The adaptive landscape is an important diagrammatic concept that was conceived in population genetics. During the Modern Synthesis, in the first half of the Twentieth Century, the landscape imagery was used to represent evolution on a large scale, aiding in the construction of a common language for a new evolutionary biology. Not only historic adaptive landscapes by Dobzhansky, Simpson, and others are a record of how macroevolution was thought of in those decades; they stimulate reflection on ‘combination spaces’ that underlie them. In fact, any landscape diagram is the three-dimensional transposition of a multidimensional space of combinations of genes, morphological traits, or other kinds of variables. This is an important and enduring general point of awareness: the diagram displays some aspects of the considered space while hiding others, exposing the author and the user to incomplete understanding and to conflating different spaces. Today, macroevolution is studied as a multifarious exploration of spaces of possibilities of all different sorts, interconnected in complex ways: genotype spaces, molecular spaces, morphospaces, geographical spaces, ecological spaces, genealogical spaces. Actual macroevolutionary stories and outcomes are a subset of what is, in principle, possible in all of these spaces, composed by possible combinations—of genes, nucleotides, morphological traits, environmental variables. Visualizations of macroevolution are a challenge of showing both distinction and correlation between spaces of possibilities.
Keywords: adaptation, speciation, macroevolution, visualization
Look for it in the Publications page (with additional links):
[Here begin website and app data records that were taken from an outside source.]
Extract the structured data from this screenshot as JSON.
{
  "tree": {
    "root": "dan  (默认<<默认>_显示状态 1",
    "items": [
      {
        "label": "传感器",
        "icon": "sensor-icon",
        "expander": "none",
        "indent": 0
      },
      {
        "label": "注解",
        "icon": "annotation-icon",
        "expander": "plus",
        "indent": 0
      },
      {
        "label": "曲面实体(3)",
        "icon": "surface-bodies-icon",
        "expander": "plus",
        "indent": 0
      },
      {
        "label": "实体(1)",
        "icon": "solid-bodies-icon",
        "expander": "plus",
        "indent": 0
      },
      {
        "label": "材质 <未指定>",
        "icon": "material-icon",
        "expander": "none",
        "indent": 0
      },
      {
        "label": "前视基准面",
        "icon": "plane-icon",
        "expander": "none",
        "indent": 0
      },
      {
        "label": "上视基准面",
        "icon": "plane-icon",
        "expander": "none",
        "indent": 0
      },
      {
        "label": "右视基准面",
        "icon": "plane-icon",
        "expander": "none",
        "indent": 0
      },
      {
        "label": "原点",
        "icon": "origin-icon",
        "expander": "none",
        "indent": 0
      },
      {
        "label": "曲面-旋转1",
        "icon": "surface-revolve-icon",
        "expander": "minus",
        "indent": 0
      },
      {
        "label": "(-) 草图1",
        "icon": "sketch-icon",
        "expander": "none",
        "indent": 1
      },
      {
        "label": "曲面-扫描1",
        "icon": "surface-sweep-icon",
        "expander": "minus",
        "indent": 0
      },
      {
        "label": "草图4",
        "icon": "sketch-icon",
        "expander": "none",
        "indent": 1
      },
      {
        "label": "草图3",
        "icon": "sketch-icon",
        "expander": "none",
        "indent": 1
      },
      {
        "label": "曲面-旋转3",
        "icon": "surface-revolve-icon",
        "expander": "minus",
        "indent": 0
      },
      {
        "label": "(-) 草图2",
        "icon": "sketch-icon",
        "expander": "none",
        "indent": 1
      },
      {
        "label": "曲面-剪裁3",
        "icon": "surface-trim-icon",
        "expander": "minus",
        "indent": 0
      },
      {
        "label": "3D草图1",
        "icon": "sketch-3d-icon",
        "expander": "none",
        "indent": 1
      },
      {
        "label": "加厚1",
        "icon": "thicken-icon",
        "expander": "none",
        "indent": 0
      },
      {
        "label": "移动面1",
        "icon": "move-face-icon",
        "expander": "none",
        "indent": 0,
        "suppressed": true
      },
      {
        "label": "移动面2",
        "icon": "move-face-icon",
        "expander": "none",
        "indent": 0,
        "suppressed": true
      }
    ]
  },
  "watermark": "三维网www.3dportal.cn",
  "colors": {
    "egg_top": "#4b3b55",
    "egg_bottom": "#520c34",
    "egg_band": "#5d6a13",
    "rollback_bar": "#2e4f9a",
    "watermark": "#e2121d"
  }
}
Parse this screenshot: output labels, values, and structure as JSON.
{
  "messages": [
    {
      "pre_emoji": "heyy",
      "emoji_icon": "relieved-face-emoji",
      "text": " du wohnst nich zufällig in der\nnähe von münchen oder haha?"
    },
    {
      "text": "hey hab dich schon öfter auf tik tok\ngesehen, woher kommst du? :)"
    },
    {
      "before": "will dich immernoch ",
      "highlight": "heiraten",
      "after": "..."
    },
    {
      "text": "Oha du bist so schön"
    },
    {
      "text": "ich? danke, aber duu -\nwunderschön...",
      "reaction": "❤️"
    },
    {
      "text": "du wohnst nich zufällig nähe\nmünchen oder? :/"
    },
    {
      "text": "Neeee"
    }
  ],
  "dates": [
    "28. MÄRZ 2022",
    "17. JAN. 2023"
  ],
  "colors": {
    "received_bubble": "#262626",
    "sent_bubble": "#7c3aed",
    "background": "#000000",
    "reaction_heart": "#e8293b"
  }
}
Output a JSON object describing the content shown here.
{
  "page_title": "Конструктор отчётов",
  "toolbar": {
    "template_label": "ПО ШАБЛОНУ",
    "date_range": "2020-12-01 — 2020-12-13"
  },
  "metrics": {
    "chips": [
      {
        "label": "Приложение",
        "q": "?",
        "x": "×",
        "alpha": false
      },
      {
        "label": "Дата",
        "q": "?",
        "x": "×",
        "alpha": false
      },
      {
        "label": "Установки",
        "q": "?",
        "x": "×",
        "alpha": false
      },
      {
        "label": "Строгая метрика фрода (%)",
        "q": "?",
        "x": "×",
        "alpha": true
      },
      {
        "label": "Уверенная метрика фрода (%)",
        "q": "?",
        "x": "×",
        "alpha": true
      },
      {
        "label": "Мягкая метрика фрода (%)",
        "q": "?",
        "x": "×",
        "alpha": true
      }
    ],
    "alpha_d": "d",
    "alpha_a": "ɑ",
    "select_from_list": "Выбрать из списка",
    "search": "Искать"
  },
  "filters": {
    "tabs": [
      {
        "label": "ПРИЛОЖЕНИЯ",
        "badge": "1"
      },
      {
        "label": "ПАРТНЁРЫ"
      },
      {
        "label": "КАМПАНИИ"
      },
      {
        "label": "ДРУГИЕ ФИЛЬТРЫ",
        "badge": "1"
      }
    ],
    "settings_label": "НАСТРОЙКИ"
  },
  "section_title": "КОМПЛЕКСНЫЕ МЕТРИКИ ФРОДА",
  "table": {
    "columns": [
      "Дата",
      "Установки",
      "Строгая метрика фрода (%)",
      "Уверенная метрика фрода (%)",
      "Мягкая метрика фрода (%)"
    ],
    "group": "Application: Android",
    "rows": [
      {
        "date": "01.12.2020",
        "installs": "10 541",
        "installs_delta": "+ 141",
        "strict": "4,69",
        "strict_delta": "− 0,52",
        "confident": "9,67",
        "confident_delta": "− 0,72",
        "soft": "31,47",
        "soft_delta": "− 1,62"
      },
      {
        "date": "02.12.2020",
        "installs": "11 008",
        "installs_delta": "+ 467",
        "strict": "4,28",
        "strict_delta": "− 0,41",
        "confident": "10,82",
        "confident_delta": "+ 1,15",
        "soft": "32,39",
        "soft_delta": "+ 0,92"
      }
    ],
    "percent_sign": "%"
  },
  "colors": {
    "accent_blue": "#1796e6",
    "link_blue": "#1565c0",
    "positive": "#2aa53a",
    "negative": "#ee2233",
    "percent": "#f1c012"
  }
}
Serrelli E (2015). Visualizing macroevolution: from adaptive landscapes to compositions of multiple spaces. In Serrelli E, Gontier N, eds., Macroevolution: explanation, interpretation and evidence. Interdisciplinary Evolution Research series, Springer, pp. 113-162. ISBN 978-3-319-15044-4 [DOI 10.1007/978-3-319-15045-1_4] [BOA] [Ac] [RG]